- Nicotine gum—Do not chew or use more than 24 pieces a day; do not use longer than 12 weeks.
- Nicotine lozenges—Do not use more than 20 lozenges a day; do not use longer than 12 weeks.
- Nicotine nasal spray—Do not use longer than 12 weeks.
- Nicotine inhaler—Do not use longer than 12 weeks.
If You Are Pregnant or Breastfeeding, Talk to Your Doctor
Be Careful Around Children
Use With Adolescents and Older Adults
Manage Your Medications
Be Cautious With Certain Conditions
- Asthma or other breathing problems
- Common cold or a stuffy nose
- Dental problems
- Type 1 diabetes
- Heart or blood vessel disease
- High blood pressure
- Inflammation of mouth, throat, or esophagus
- Skin irritation or disorder
- Liver disease
- Nose polyps
- Overactive thyroid
- Sinus problems
- Stomach ulcer
- Recent stroke
- Temporomandibular joint disorder
Possible Side Effects
Symptoms of Nicotine Overdose
- Nausea and/or vomiting
- Increased watering of the mouth
- Abdominal pain
- Disturbed hearing and vision
- Difficulty breathing
Smoking Cessation Success
American Cancer Society http://www.cancer.org
Canadian Cancer Society http://www.cancer.ca
Health Canada http://www.hc-sc.gc.ca
Guide to quit smoking. American Cancer Society website. Available at: http://www.cancer.org/healthy/stayawayfromtobacco/guidetoquittingsmoking/guide-to-quitting-smoking-types-of-nrt. Updated February 6, 2014. Accessed March 24, 2015.
Nicotine. EBSCO DynaMed website. Available at: http://www.ebscohost.com/dynamed/. Accessed March 24, 2015.
Nicotine lozenge. Colorado QuitLine website. Available at: https://colorado.quitlogix.org/preparing%5Fto%5Fquit/nrt/lozenge.aspx. Accessed March 8, 2013.
NRTs. Tobacco-Free website. Available at: http://www.tobaccofreeqc.org/quitting/nrts/. Accessed March 24, 2015.
Quit guide. Smokefree.gov website. Available at: http://www.smokefree.gov/qg-index.aspx. Accessed March 24, 2015.
Smokeless tobacco and cancer. National Cancer Institute website. Available at: http://www.cancer.gov/cancertopics/factsheet/Tobacco/smokeless.
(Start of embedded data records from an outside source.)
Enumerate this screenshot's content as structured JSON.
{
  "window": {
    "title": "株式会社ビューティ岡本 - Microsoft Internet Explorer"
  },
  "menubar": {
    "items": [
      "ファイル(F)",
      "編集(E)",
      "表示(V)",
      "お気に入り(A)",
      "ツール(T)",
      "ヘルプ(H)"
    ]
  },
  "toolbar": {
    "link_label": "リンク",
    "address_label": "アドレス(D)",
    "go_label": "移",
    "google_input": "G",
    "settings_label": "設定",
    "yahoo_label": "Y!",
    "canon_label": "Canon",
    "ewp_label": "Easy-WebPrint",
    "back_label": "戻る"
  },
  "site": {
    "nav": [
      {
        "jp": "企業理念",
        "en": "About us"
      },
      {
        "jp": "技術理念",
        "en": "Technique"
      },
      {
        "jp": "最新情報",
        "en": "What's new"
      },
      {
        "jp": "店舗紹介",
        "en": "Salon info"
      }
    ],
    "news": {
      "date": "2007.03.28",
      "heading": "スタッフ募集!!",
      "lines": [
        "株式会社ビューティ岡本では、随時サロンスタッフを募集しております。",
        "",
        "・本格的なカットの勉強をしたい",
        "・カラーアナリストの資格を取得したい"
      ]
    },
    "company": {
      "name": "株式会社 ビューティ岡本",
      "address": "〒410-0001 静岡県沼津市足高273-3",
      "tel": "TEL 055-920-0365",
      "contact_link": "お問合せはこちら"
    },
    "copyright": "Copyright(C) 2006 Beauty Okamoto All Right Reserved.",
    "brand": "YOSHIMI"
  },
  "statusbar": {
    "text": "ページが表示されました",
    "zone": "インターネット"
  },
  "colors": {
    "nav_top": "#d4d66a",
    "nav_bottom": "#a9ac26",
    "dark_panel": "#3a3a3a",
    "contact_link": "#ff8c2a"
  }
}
Updated October 25, 2010. Accessed March 24, 2015.
10/14/2008 DynaMed's Systematic Literature Surveillance http://www.ebscohost.com/dynamed: Shiffman S, Ferguson SG. Nicotine patch therapy prior to quitting smoking: a meta-analysis. Addiction. 2008;103:557-563.
12/16/2008 DynaMed's Systematic Literature Surveillance http://www.ebscohost.com/dynamed: Strandberg-Larsen K, Tinggaard M, Nybo Andersen AM, Olsen J, Gronbaek M. Use of nicotine replacement therapy during pregnancy and stillbirth: a cohort study. BJOG. 2008;115:1405-1410.
11/13/2009 DynaMed's Systematic Literature Surveillance http://www.ebscohost.com/dynamed: Piper ME, Smith SS, Schlam TR, et al. A randomized placebo-controlled clinical trial of 5 smoking cessation pharmacotherapies. Arch Gen Psychiatry. 2009;66(11):1253-1262.
11/30/2010 DynaMed's Systematic Literature Surveillance http://www.ebscohost.com/dynamed: US Food and Drug Administration. Propoxyphene: withdrawal—risk of cardiac toxicity. US Food and Drug Administration website. Available at: http://www.fda.gov/Safety/MedWatch/SafetyInformation/SafetyAlertsforHumanMedicalProducts/ucm234389.htm. Published November 19, 2010. Accessed March 24, 2015.
- Reviewer: Michael Woods, MD
- Review Date: 03/2015 -
- Update Date: 03/24/2015 -